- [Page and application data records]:

※

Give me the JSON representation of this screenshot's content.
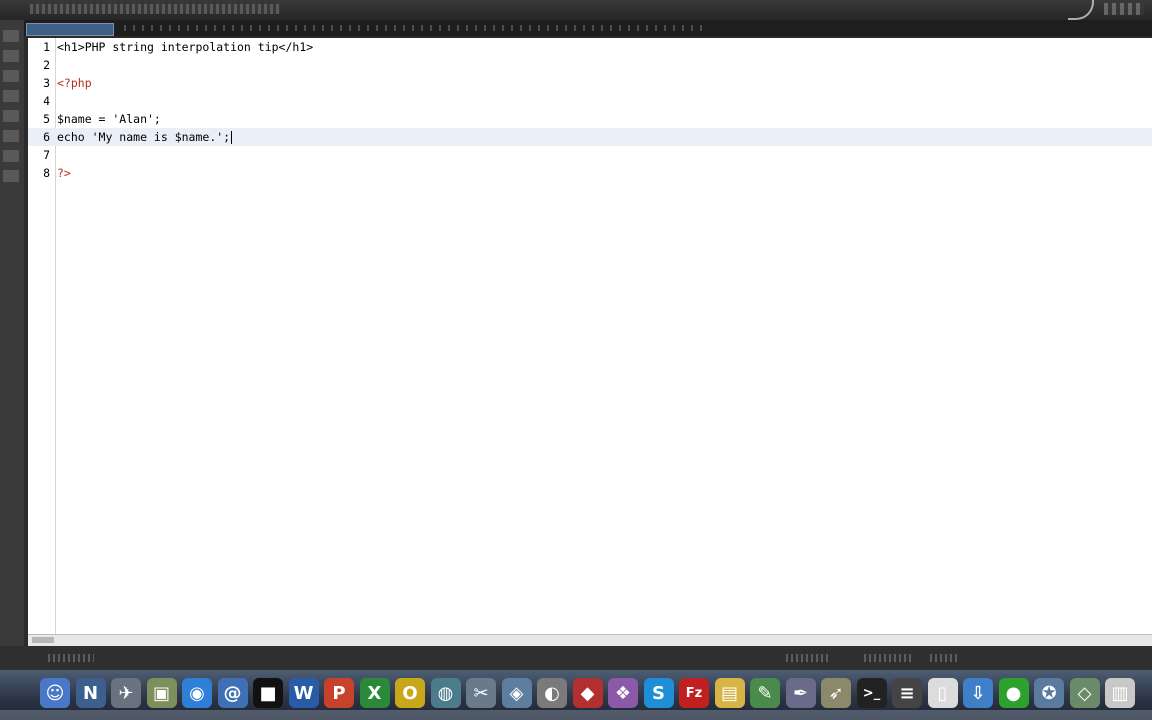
{
  "editor": {
    "lines": [
      {
        "num": "1",
        "text": "<h1>PHP string interpolation tip</h1>"
      },
      {
        "num": "2",
        "text": ""
      },
      {
        "num": "3",
        "text": "<?php"
      },
      {
        "num": "4",
        "text": ""
      },
      {
        "num": "5",
        "text": "$name = 'Alan';"
      },
      {
        "num": "6",
        "text": "echo 'My name is $name.';"
      },
      {
        "num": "7",
        "text": ""
      },
      {
        "num": "8",
        "text": "?>"
      }
    ],
    "current_line": "6"
  },
  "dock": {
    "icons": [
      {
        "name": "finder-icon",
        "glyph": "☺",
        "color": "#4a78c8"
      },
      {
        "name": "app-n-icon",
        "glyph": "N",
        "color": "#3c5f8e"
      },
      {
        "name": "rocket-icon",
        "glyph": "✈",
        "color": "#6a7280"
      },
      {
        "name": "photo-icon",
        "glyph": "▣",
        "color": "#7d8f5c"
      },
      {
        "name": "browser-globe-icon",
        "glyph": "◉",
        "color": "#2f7fd6"
      },
      {
        "name": "mail-icon",
        "glyph": "@",
        "color": "#3f6fb4"
      },
      {
        "name": "terminal-black-icon",
        "glyph": "■",
        "color": "#111111"
      },
      {
        "name": "word-icon",
        "glyph": "W",
        "color": "#2a5ba8"
      },
      {
        "name": "powerpoint-icon",
        "glyph": "P",
        "color": "#c8412a"
      },
      {
        "name": "excel-icon",
        "glyph": "X",
        "color": "#2a8a3a"
      },
      {
        "name": "ring-icon",
        "glyph": "O",
        "color": "#c8a81a"
      },
      {
        "name": "globe-icon",
        "glyph": "◍",
        "color": "#4c7c8c"
      },
      {
        "name": "tools-icon",
        "glyph": "✂",
        "color": "#6a7a8a"
      },
      {
        "name": "network-icon",
        "glyph": "◈",
        "color": "#5e7ea0"
      },
      {
        "name": "safe-icon",
        "glyph": "◐",
        "color": "#7a7a7a"
      },
      {
        "name": "red-box-icon",
        "glyph": "◆",
        "color": "#b23030"
      },
      {
        "name": "purple-app-icon",
        "glyph": "❖",
        "color": "#8a5aa8"
      },
      {
        "name": "skype-icon",
        "glyph": "S",
        "color": "#1e8fd6"
      },
      {
        "name": "filezilla-icon",
        "glyph": "Fz",
        "color": "#c02020"
      },
      {
        "name": "folder-icon",
        "glyph": "▤",
        "color": "#d6b446"
      },
      {
        "name": "script-icon",
        "glyph": "✎",
        "color": "#4a8a4a"
      },
      {
        "name": "pen-icon",
        "glyph": "✒",
        "color": "#6a6a8a"
      },
      {
        "name": "feather-icon",
        "glyph": "➶",
        "color": "#8a8a6a"
      },
      {
        "name": "terminal-icon",
        "glyph": ">_",
        "color": "#222222"
      },
      {
        "name": "console-icon",
        "glyph": "≡",
        "color": "#444444"
      },
      {
        "name": "document-icon",
        "glyph": "▯",
        "color": "#dcdcdc"
      },
      {
        "name": "downloads-icon",
        "glyph": "⇩",
        "color": "#3f7fc8"
      },
      {
        "name": "green-globe-icon",
        "glyph": "●",
        "color": "#2ea02e"
      },
      {
        "name": "gear-globe-icon",
        "glyph": "✪",
        "color": "#5a7aa0"
      },
      {
        "name": "cube-icon",
        "glyph": "◇",
        "color": "#6a8a6a"
      },
      {
        "name": "trash-icon",
        "glyph": "▥",
        "color": "#c8c8c8"
      }
    ]
  }
}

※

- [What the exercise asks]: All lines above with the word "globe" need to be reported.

- [Output]:
        "name": "browser-globe-icon",
        "name": "globe-icon",
        "name": "green-globe-icon",
        "name": "gear-globe-icon",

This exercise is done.